The lawsuit contends that earlier this year, Burns took his Tacoma in for service because the fan on the vehicle was coming into contact with the fan shroud. “Shortly thereafter, plaintiff was informed that the frame on his Tacoma vehicle was rusted out and that the vehicle was unsafe to drive,” the complaint states.
Burns alleges he was advised that the frame on his 2005 Tacoma had severely rusted and that it would cost approximately $10,000 to repair. “In… March 2008, after receiving numerous complaints that frames on approximately 813,000 model year 1995 to 2000 Tacoma vehicles had exhibited excessive rust corrosion, Toyota USA initiated a customer support program extending warranty coverage on the vehicles’ frames for frame perforation caused by rust corrosion,” the complaint states. “The program extended warranty coverage on concerned vehicles to 15 years with no mileage limitations.”
Allegedly, the terms of the program are that once confirmation of perforation of the frame due to rust corrosion has been determined, Toyota would either repair or repurchase the vehicle. Burns claims Toyota subsequently altered the customer support program to include 2001-2004 Tacoma models, with the exception that there was no buy-back option.

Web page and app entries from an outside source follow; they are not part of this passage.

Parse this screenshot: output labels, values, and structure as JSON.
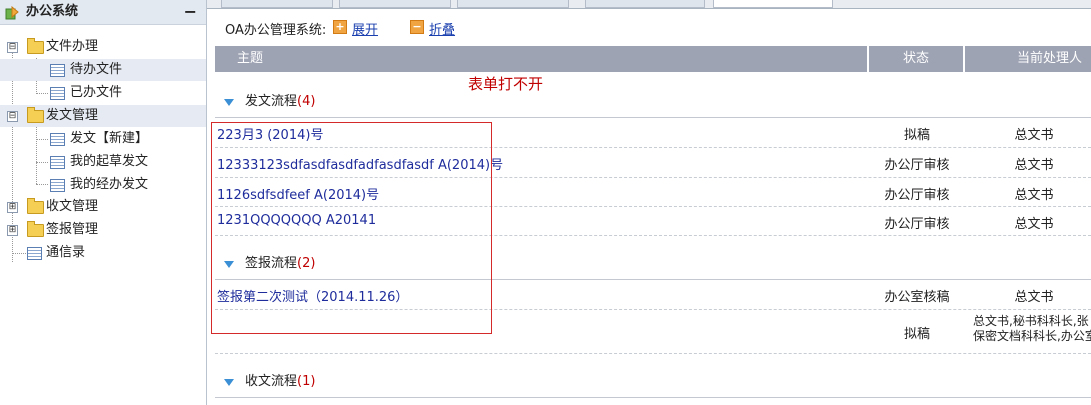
{
  "sidebar": {
    "title": "办公系统",
    "collapse_symbol": "−",
    "items": [
      {
        "label": "文件办理",
        "expander": "⊟"
      },
      {
        "label": "待办文件"
      },
      {
        "label": "已办文件"
      },
      {
        "label": "发文管理",
        "expander": "⊟"
      },
      {
        "label": "发文【新建】"
      },
      {
        "label": "我的起草发文"
      },
      {
        "label": "我的经办发文"
      },
      {
        "label": "收文管理",
        "expander": "⊞"
      },
      {
        "label": "签报管理",
        "expander": "⊞"
      },
      {
        "label": "通信录"
      }
    ]
  },
  "toolbar": {
    "title": "OA办公管理系统:",
    "expand_icon": "+",
    "expand_label": "展开",
    "collapse_icon": "−",
    "collapse_label": "折叠"
  },
  "table": {
    "headers": {
      "subject": "主题",
      "status": "状态",
      "handler": "当前处理人"
    },
    "groups": [
      {
        "name": "发文流程",
        "count": "(4)"
      },
      {
        "name": "签报流程",
        "count": "(2)"
      },
      {
        "name": "收文流程",
        "count": "(1)"
      }
    ],
    "rows": [
      {
        "subject": "223月3 (2014)号",
        "status": "拟稿",
        "handler": "总文书"
      },
      {
        "subject": "12333123sdfasdfasdfadfasdfasdf A(2014)号",
        "status": "办公厅审核",
        "handler": "总文书"
      },
      {
        "subject": "1126sdfsdfeef A(2014)号",
        "status": "办公厅审核",
        "handler": "总文书"
      },
      {
        "subject": "1231QQQQQQQ A20141",
        "status": "办公厅审核",
        "handler": "总文书"
      },
      {
        "subject": "签报第二次测试（2014.11.26）",
        "status": "办公室核稿",
        "handler": "总文书"
      },
      {
        "subject": "",
        "status": "拟稿",
        "handler_line1": "总文书,秘书科科长,张",
        "handler_line2": "保密文档科科长,办公室"
      }
    ]
  },
  "annotation": "表单打不开",
  "colors": {
    "link": "#1f2d9c",
    "header_bg": "#9ea3b3",
    "accent_red": "#c00000",
    "tree_arrow": "#3a8fd5"
  }
}
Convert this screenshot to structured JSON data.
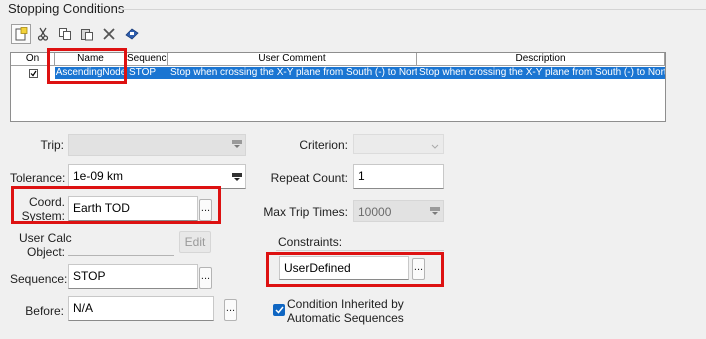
{
  "panel": {
    "title": "Stopping Conditions"
  },
  "toolbar": {
    "buttons": [
      {
        "name": "new-icon"
      },
      {
        "name": "cut-icon"
      },
      {
        "name": "copy-icon"
      },
      {
        "name": "paste-icon"
      },
      {
        "name": "delete-icon"
      },
      {
        "name": "properties-icon"
      }
    ]
  },
  "table": {
    "columns": [
      "On",
      "Name",
      "Sequence",
      "User Comment",
      "Description"
    ],
    "rows": [
      {
        "on": true,
        "name": "AscendingNode",
        "sequence": "STOP",
        "user_comment": "Stop when crossing the X-Y plane from South (-) to North (+)",
        "description": "Stop when crossing the X-Y plane from South (-) to North (+)"
      }
    ]
  },
  "form": {
    "trip": {
      "label": "Trip:",
      "value": ""
    },
    "tolerance": {
      "label": "Tolerance:",
      "value": "1e-09 km"
    },
    "coord_system": {
      "label_line1": "Coord.",
      "label_line2": "System:",
      "value": "Earth TOD",
      "button": "..."
    },
    "user_calc": {
      "label_line1": "User Calc",
      "label_line2": "Object:",
      "value": "",
      "button": "Edit"
    },
    "sequence": {
      "label": "Sequence:",
      "value": "STOP",
      "button": "..."
    },
    "before": {
      "label": "Before:",
      "value": "N/A",
      "button": "..."
    },
    "criterion": {
      "label": "Criterion:",
      "value": ""
    },
    "repeat_count": {
      "label": "Repeat Count:",
      "value": "1"
    },
    "max_trip_times": {
      "label": "Max Trip Times:",
      "value": "10000"
    },
    "constraints": {
      "label": "Constraints:",
      "value": "UserDefined",
      "button": "..."
    },
    "inherited": {
      "checked": true,
      "label_line1": "Condition Inherited by",
      "label_line2": "Automatic Sequences"
    }
  },
  "colors": {
    "selection": "#1a75d2",
    "highlight": "#dd1111",
    "checkbox": "#0f66c2"
  }
}
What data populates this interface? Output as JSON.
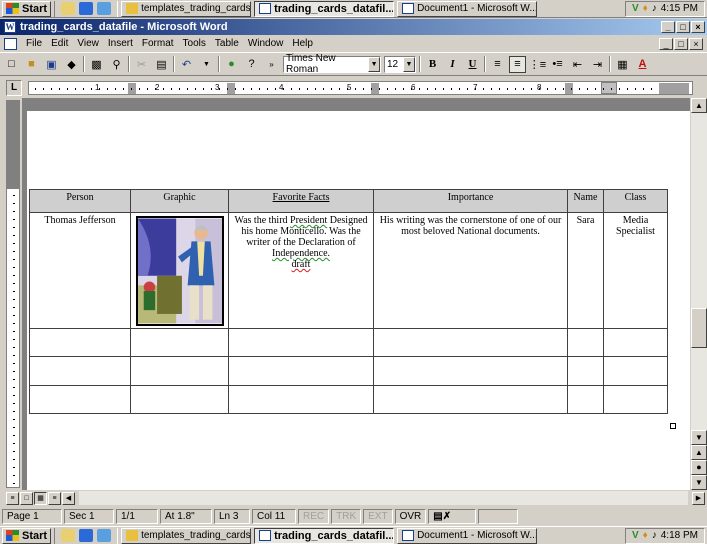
{
  "taskbar_top": {
    "start_label": "Start",
    "tasks": [
      {
        "label": "templates_trading_cards"
      },
      {
        "label": "trading_cards_datafil..."
      },
      {
        "label": "Document1 - Microsoft W..."
      }
    ],
    "clock": "4:15 PM"
  },
  "window": {
    "title": "trading_cards_datafile - Microsoft Word"
  },
  "menu": {
    "items": [
      "File",
      "Edit",
      "View",
      "Insert",
      "Format",
      "Tools",
      "Table",
      "Window",
      "Help"
    ]
  },
  "toolbar": {
    "font_name": "Times New Roman",
    "font_size": "12",
    "bold": "B",
    "italic": "I",
    "underline": "U"
  },
  "ruler": {
    "numbers": [
      "1",
      "2",
      "3",
      "4",
      "5",
      "6",
      "7",
      "8"
    ]
  },
  "table": {
    "headers": [
      "Person",
      "Graphic",
      "Favorite Facts",
      "Importance",
      "Name",
      "Class"
    ],
    "row1": {
      "person": "Thomas Jefferson",
      "graphic_alt": "Thomas Jefferson illustration",
      "facts_pre": "Was the third ",
      "facts_president": "President",
      "facts_mid": " Designed his home Monticello. Was the writer of the Declaration of ",
      "facts_independence": "Independence.",
      "facts_draft": "draft",
      "importance": "His writing was the cornerstone of one of our most beloved National documents.",
      "name": "Sara",
      "class": "Media Specialist"
    }
  },
  "status": {
    "page": "Page 1",
    "sec": "Sec 1",
    "pages": "1/1",
    "at": "At 1.8\"",
    "ln": "Ln 3",
    "col": "Col 11",
    "rec": "REC",
    "trk": "TRK",
    "ext": "EXT",
    "ovr": "OVR"
  },
  "taskbar_bottom": {
    "start_label": "Start",
    "tasks": [
      {
        "label": "templates_trading_cards"
      },
      {
        "label": "trading_cards_datafil..."
      },
      {
        "label": "Document1 - Microsoft W..."
      }
    ],
    "clock": "4:18 PM"
  },
  "colors": {
    "titlebar_start": "#0a246a",
    "titlebar_end": "#a6caf0",
    "header_cell": "#cfcfcf",
    "spelling_underline": "#d02020"
  }
}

“In November 2012, Toyota USA recalled approximately 150,000 Tacoma vehicles to inspect and replace the spare-tire carrier on vehicles sold in 20 cold weather states,” the complaint states. “The recall was issued to prevent the spare-tire carrier from rusting through and resulting in the spare tire dropping to the ground.”
The lawsuit contends Toyota violated the Arkansas Deceptive Trade Practices Act and breached its express and implied warranty under Magnuson-Moss Warranty Act. “Toyota USA knew, or should have known, that the frames on…Toyota vehicles were not coated with adequate rust corrosion treatment,” the complaint states. Consequently, Toyota has been unjustly enriched at the cost of class members whose vehicles were damaged, according to the lawsuit. You think?

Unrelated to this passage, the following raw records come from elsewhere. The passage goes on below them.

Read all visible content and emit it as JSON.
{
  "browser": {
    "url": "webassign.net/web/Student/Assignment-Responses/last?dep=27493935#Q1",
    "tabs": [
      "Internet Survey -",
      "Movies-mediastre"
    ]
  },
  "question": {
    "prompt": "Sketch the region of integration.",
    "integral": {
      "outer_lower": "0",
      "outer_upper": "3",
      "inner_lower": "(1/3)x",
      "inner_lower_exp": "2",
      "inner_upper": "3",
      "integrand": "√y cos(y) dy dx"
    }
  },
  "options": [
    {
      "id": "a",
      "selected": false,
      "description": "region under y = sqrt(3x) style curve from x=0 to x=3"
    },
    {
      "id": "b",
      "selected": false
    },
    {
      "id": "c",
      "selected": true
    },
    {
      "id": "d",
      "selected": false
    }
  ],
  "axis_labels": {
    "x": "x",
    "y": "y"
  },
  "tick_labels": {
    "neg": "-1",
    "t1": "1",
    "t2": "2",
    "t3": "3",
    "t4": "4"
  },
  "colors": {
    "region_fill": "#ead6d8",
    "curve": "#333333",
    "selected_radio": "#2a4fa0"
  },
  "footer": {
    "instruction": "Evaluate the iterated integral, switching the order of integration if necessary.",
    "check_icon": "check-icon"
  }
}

Burns is seeking class certification, compensatory damages, an order requiring Toyota to repair or replace the frames on the Tacoma vehicles and pre- and post-judgment interest.
I’m not a fully paid up member of the Cycling Taliban, but seriously, these recalls are almost enough to get me back in the saddle.

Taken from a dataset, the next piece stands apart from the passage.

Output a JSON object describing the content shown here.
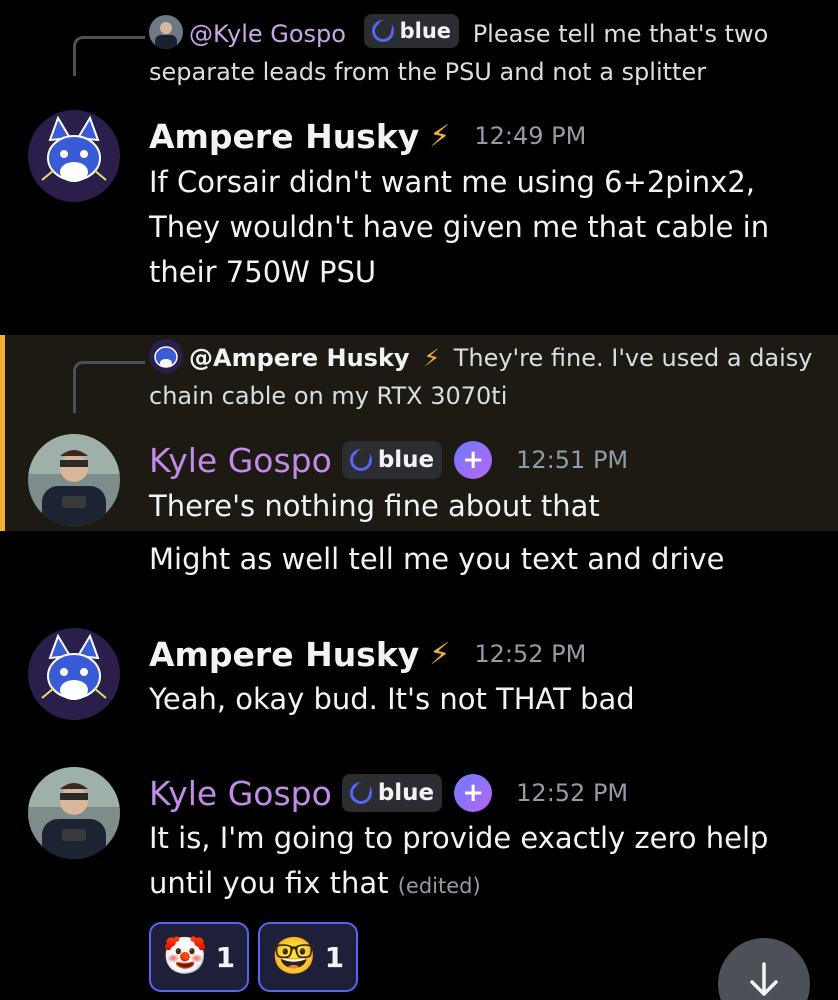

Ah—One Ringy-Dingy…that will be $45 million please. Oh yes—AT&T is busted. They have agreed to a settlement in a Telephone Consumer Protection Act (TCPA) class action alleging the company violated the TCPA by placing calls using an automatic telephone dialing system and/or an artificial or prerecorded voice message to cellular telephone numbers without the prior express consent of the call recipients. Phew..that was a mouthful. Like the automated telephone calls themselves…
The lawsuit is led by plaintiff Joel Hagerman. Hagerman brought the suit in April 2013, (U.S. District Court for the District of Montana case number: 1:13-cv-00050). According to the terms of the settlement, the size of the per-call payment shall be determined on a pro rata basis of up to $500 per call, after the attorneys fees and costs, any incentive award to named plaintiff and any settlement administration costs are deducted from the settlement fund and the settlement administrator reviews all claim forms to determine a final number of claimants.
Specifically, the settlement states: “A class member shall receive payment for each call he or she received from [AT&T] or from an OCA acting on behalf of [AT&T] during the class period by submitting a short claim form.”
No more info than that at the moment—so stay tuned.
In the meantime…Time to adjourn for the week. Have a fab weekend–and HappyThanksgiving to all you Canucks out there. See you at the bar!